From early years right through to university  boys are underachieving in education compared to girls. While they started trailing girls as early as the 1980s, the scale of the problem and its implications have been getting progressively worse. There used to be sources of skilled and unskilled employment for less educated men to turn to, but these are less likely to be available. Even when it comes to apprenticeships, young women are outstripping men.

Education is almost the only route to all socially valued resources – employment, health, housing and a family life, so the implications of educational disadvantage are extremely serious for young men. Unfortunately, we live in a society where men are regarded second class citizens so their well-being is in itself never going to be regarded as a serious cause for concern.

However, the docile masses do nonetheless profess to be interested in ‘social’ inequality. If we want to address this, male disadvantage has to take centre stage.
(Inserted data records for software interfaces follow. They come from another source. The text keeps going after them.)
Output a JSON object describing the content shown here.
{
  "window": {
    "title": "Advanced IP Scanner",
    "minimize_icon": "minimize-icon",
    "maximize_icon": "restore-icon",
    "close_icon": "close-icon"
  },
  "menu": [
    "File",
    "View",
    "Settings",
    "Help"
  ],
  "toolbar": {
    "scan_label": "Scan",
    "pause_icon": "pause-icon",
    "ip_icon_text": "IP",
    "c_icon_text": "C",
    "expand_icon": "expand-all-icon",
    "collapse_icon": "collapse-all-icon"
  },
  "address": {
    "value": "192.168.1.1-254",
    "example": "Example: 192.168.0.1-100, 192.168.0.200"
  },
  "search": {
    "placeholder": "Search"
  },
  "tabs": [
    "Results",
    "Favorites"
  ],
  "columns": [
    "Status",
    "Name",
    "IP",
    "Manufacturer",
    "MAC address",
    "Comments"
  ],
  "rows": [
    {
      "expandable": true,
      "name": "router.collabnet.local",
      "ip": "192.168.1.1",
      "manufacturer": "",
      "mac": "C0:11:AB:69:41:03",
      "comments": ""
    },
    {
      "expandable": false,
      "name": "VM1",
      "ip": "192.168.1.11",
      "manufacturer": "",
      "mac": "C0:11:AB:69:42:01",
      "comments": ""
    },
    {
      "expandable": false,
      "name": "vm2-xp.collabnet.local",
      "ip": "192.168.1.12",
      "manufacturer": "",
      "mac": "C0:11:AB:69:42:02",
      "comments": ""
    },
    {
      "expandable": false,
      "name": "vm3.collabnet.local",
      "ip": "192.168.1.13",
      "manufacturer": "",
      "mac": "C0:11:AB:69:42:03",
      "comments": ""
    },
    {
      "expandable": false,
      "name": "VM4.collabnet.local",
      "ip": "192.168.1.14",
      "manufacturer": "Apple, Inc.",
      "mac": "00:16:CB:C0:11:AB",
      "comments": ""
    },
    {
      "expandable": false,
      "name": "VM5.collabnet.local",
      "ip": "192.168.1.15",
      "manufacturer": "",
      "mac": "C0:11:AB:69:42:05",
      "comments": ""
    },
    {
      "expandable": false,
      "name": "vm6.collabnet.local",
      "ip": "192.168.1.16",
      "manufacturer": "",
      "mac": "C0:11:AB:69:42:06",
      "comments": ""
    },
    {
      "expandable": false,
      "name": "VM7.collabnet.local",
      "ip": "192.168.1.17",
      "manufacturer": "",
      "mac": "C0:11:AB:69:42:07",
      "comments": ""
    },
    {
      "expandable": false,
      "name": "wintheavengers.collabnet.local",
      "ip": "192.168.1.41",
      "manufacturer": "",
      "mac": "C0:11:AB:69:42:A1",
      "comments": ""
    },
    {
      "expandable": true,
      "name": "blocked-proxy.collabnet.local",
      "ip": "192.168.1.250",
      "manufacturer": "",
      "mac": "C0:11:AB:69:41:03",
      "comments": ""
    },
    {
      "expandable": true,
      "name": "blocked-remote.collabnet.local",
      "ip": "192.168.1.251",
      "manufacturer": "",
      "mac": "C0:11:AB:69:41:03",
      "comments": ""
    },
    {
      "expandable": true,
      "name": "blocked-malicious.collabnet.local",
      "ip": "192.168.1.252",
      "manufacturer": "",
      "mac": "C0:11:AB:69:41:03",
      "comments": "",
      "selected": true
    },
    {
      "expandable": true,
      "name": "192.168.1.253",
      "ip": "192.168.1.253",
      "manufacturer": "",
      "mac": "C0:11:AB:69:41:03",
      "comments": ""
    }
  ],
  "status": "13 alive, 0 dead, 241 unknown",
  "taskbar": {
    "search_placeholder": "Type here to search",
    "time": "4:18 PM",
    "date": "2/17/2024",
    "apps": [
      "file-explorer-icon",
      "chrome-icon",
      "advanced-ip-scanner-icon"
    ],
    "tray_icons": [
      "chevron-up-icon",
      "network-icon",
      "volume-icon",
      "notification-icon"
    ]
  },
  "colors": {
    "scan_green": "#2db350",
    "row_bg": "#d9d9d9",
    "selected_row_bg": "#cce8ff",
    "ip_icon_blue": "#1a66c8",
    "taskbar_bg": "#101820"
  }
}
The high demand for soft, people-oriented skills, such as caring and the service industry,  plus flexible employment, combined with our various safety nets means that women have many routes to financial independence. Given the choice of pairing up with an under-employed male, mothers prefer to go it alone. Disadvantaged males may be less likely to marry, but they may be more likely to have children, children who they don’t support.

Single parenthood is the main source of poverty in contemporary society and it is directly related to our complete lack of interest in the well-being of men.

While it is common knowledge that single parenthood breeds educational disadvantage – what is less recognised is that it has a far more adverse impact on young men.

Academics are trying to unpick the channels through which this occurs. There is evidence to suggest that relations between single mothers and their daughters are slightly warmer than their relatationships with their sons. However, the seriousness of this initial small inequality is greatly magnified because, it seems, boys are far more responsive to both positive and negative inputs than girls.

So much for the easily ‘triggered’ female who needs to be wrapped in feminist cotton wool for protection. It is the male of the species who is more affected by the way that parents and teachers treat them. My hunch that males are more sensitive seems to be correct.

As a result, the non-cognitive deficits of poor parenting – externalising behaviour, acting out, lack of impulse control, are far greater among boys and this has been shown to have a negative educational impact later on.

However, the part of the story which still requires development is the direct hit that boys take because of the absence of the same sex parent.

While girls from single parent households know they will grow into creatures who can run a household, nurture a family, and actually give birth, boys have no such reassurance. This is where the provider role comes into its own. For highly educated men, work is a source of status and self-fulfilment. They also play a major role providing for their families but this usually remains utterly unacknowledged both within their families and in society at large. It also takes back stage as a source of  meaning to their work.

For less educated men, whose employment is unlikely to provide intrinsic satisfaction, it is  being able to provide and care for one’s family which gives the incentive and motivation to work.

Prior to the onset of feminism, just as females had some primary responsibility for care towards their offspring – so providing for their young was an essential step for the social integration of young men.

Evidence suggests that the provider role, far from discouraging family involvement is the catalyst for nurturing behaviour by men. Those who are denied this responsibility for family life are far more likely to ‘check out’.

These are the males who feel ‘disposable’. Who see no reason to go to the doctor, address their source of depression. Nor do they see why they shouldn’t pursue a life of crime.

The other major symptom of the disposable male is underachievement in school. Research I conducted with Geoff Dench suggests those boys who believe that men have a central role as providers in families are more likely to show an interest in school.

If we want to tackle poverty and single parenthood we need to address boys’ non-cognitive deficits, their educational underachievement, as well as give specific attention to the employment opportunities of males. However, all this will only be effective if we acknowledge, recognise and reinvigorate the crucial provider role of men.

Belinda Brown will be speaking at the Male Psychology Conference, UCL, 24-25 June.